• Available data:

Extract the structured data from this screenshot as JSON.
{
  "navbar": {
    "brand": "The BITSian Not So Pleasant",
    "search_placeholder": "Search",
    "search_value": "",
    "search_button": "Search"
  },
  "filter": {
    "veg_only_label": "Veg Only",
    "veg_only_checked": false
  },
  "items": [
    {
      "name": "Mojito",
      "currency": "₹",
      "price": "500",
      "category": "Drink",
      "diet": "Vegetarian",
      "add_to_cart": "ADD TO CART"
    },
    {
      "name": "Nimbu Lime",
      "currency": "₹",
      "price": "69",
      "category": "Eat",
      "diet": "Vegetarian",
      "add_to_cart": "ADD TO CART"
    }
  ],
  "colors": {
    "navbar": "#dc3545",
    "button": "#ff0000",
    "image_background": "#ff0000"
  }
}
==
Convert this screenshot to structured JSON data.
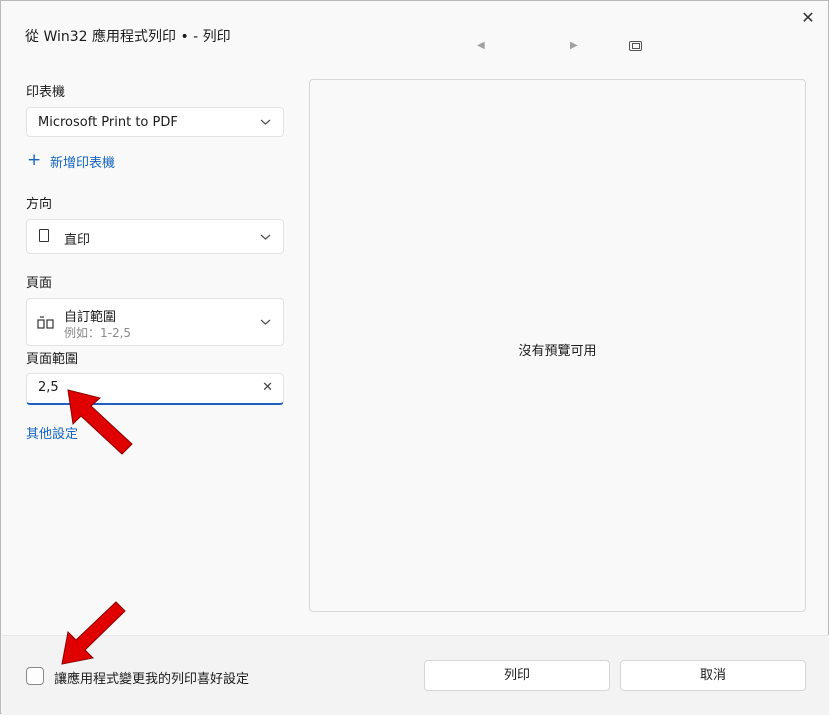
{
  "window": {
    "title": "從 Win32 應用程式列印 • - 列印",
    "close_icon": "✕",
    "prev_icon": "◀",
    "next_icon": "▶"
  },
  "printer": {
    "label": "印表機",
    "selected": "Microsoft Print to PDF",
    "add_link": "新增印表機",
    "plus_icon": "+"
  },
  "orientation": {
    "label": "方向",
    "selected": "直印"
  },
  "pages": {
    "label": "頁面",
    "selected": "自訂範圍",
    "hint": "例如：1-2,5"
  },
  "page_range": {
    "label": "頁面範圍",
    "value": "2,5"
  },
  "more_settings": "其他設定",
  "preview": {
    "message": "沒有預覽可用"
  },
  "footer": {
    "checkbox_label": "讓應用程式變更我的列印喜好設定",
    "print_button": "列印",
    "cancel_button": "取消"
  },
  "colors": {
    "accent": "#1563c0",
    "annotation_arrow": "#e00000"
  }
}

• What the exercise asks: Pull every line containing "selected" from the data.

• Response to the task:
    "selected": "Microsoft Print to PDF",
    "selected": "直印"
    "selected": "自訂範圍",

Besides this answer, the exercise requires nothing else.